[Stored records]
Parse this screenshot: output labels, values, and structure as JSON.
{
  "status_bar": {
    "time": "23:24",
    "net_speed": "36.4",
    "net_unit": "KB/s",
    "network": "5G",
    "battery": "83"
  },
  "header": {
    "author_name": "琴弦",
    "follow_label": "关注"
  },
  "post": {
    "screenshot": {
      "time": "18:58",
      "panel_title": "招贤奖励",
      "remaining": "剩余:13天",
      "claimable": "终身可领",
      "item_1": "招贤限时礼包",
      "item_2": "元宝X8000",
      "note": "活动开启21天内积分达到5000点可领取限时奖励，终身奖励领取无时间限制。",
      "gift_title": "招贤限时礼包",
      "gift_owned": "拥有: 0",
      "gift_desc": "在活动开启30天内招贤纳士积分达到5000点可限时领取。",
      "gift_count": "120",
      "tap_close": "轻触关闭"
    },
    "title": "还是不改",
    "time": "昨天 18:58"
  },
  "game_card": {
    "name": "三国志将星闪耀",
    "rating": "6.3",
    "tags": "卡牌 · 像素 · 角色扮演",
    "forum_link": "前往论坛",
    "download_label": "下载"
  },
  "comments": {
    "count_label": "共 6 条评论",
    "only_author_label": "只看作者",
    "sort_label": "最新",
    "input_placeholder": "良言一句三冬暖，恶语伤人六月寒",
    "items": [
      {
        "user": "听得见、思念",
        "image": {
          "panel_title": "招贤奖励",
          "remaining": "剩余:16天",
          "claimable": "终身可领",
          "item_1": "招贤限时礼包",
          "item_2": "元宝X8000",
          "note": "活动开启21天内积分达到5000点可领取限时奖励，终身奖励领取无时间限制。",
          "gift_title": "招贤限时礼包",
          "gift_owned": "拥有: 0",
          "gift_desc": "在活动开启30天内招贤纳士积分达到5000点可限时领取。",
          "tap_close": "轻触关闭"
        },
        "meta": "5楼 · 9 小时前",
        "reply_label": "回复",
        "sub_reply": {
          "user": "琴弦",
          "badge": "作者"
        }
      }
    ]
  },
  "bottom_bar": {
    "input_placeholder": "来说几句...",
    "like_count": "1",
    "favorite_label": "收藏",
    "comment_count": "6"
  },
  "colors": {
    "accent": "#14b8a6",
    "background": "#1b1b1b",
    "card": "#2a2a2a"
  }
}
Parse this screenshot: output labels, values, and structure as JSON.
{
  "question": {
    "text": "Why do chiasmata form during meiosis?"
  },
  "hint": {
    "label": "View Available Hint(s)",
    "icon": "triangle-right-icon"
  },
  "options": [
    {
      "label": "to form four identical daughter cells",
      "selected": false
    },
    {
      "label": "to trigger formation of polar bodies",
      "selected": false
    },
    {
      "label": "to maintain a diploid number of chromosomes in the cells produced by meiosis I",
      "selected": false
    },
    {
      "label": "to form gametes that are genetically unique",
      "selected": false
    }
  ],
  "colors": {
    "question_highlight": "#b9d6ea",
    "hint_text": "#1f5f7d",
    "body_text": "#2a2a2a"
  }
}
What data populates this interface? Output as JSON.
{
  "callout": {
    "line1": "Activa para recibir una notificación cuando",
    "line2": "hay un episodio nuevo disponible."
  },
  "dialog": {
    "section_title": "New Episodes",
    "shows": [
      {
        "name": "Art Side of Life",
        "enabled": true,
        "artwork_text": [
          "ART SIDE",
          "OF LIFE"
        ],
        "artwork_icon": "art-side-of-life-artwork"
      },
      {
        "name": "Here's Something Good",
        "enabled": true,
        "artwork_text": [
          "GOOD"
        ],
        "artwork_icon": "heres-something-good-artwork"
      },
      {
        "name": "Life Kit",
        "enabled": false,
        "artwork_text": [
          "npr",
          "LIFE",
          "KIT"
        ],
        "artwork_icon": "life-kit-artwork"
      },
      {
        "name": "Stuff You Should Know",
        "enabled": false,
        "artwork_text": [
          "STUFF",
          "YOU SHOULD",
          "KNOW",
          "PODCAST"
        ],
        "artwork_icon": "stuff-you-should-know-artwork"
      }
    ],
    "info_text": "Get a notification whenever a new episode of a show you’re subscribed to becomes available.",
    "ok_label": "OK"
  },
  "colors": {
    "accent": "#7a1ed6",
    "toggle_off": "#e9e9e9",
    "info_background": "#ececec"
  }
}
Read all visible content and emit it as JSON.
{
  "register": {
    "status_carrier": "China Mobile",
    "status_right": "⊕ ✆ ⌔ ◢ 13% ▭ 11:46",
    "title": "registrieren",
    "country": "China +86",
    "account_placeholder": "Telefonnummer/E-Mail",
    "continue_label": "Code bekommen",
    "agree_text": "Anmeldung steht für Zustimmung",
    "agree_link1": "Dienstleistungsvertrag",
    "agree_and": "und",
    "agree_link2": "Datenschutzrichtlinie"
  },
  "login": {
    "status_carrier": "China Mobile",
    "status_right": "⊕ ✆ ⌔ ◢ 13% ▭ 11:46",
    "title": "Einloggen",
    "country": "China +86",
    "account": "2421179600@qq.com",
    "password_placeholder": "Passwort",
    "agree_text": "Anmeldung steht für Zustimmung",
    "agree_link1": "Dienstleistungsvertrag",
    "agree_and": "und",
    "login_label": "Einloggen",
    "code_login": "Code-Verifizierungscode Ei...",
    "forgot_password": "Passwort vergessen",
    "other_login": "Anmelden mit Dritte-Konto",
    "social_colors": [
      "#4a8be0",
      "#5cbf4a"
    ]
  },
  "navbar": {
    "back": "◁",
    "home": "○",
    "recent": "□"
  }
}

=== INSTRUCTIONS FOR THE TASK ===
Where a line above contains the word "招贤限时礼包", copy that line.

=== PROBLEM SOLUTION ===
      "item_1": "招贤限时礼包",
      "gift_title": "招贤限时礼包",
          "item_1": "招贤限时礼包",
          "gift_title": "招贤限时礼包",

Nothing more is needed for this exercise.